Where,

r = distance of the observation well from the discharging well;

T_{0} – time for zero drawdown taken from the time-drawdown curve (Jacob), and

t = time at which a change of slope is indicated.

**Hydraulic Boundary Condition: **

At t – 450 min, the plot of observed drawdowns diverges above the Jacob’s time-drawdown straight line plot (so that the drawdowns are reduced with continued pumping) indicating the existence of a recharge boundary and the distance to the recharge boundary is given by Eq. (5.15).

r^{2}/t_{0} = x^{2}/t

(0.3)^{2}/9.9 × 10^{-6} = x^{2}/450

x = 2100 m

The distance to the recharging image well x = 2100 m and the distance to the recharging boundary from the pumping well is x/2 = 1050 m (Fig. 5.10).

**Note:**

If time-drawdown data on an observation well is given, then x ≈ r, (Eq. 5.41), x/2 ≈ r_{1}/2. Jacob’s method gives fair predictions only when steady shape and steady state conditions are developed. This method is specially applicable to artesian conditions since it takes a long period to reach steady shape conditions in water table aquifers.
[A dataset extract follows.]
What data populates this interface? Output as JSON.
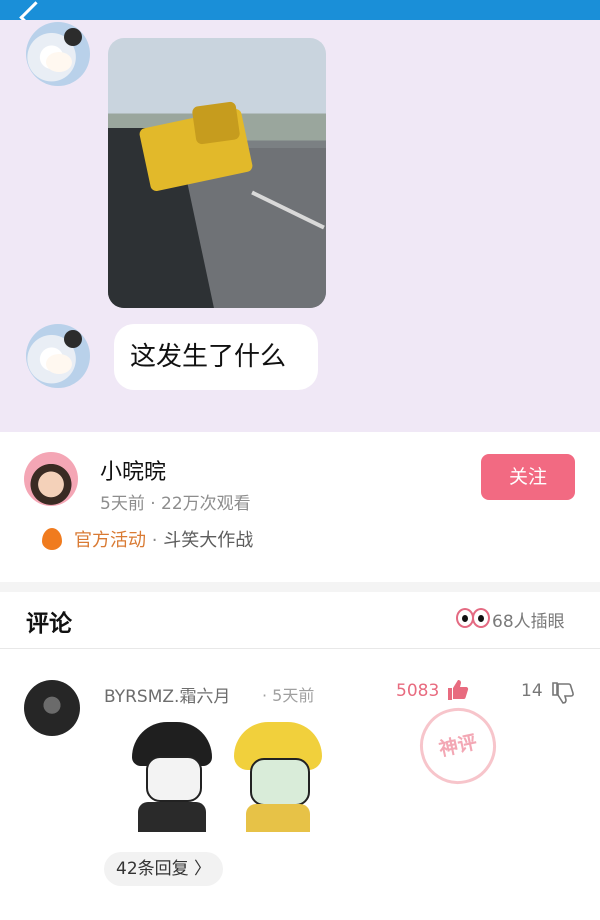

The method is extremely useful in making long term predictions of withdrawals from aquifers whose boundary conditions and storage and transmissibility coefficients are known.

When the pumping well penetrates only a part of the aquifer (partial penetration) the transmissibility coefficient obtained from the distance drawdown plot is not reliable, while the time-drawdown plot gives a reliable value of the transmissibility coefficient if boundary effects or leakage do not develop before the data yields a straight line plot. For observation wells affected by partial penetration, the storage coefficient S cannot be determined from the time-drawdown plot.

**Theis Recovery, Fig. 4.26****: **

**Example 2:**

A 30 cm well was pumped at the rate of 1080 1pm for one day and the drawdown in the well was 1.85 m. The pumping was stopped and the residual drawdowns during recovery for one hour are given in Table 5.11 below. Determine the aquifer constants S and T.

**Solution:**

The data processed for plotting the recovery curve is given in Table 5.12.

The values of s’ versus t/t’ are plotted on a semi-log paper, Fig. 5.12. The residual drawdown Δs’ per log cycle of time tit’ is measured and T is determined as-

The storage coefficient can be determined from the observed drawdown in the well (s_{t1}) when pumping stopped.

**Confirmation of the Boundary from the Recovery Curve****: **

If the recovery curve intercepts the time axis, i.e., s’ = 0 at some positive values of t/t, Fig. 5.13, it may be interpreted that a recharge boundary is encountered. On the other hand, if the recovery curve intercepts the axis of drawdown giving some positive value of s’ at t/t’ → 1, it may be interpreted that an impervious (barrier) boundary is encountered. The existence of the boundary can be confirmed by drawing a time-drawdown curve (during pumping) and also the distance to the boundary can be calculated.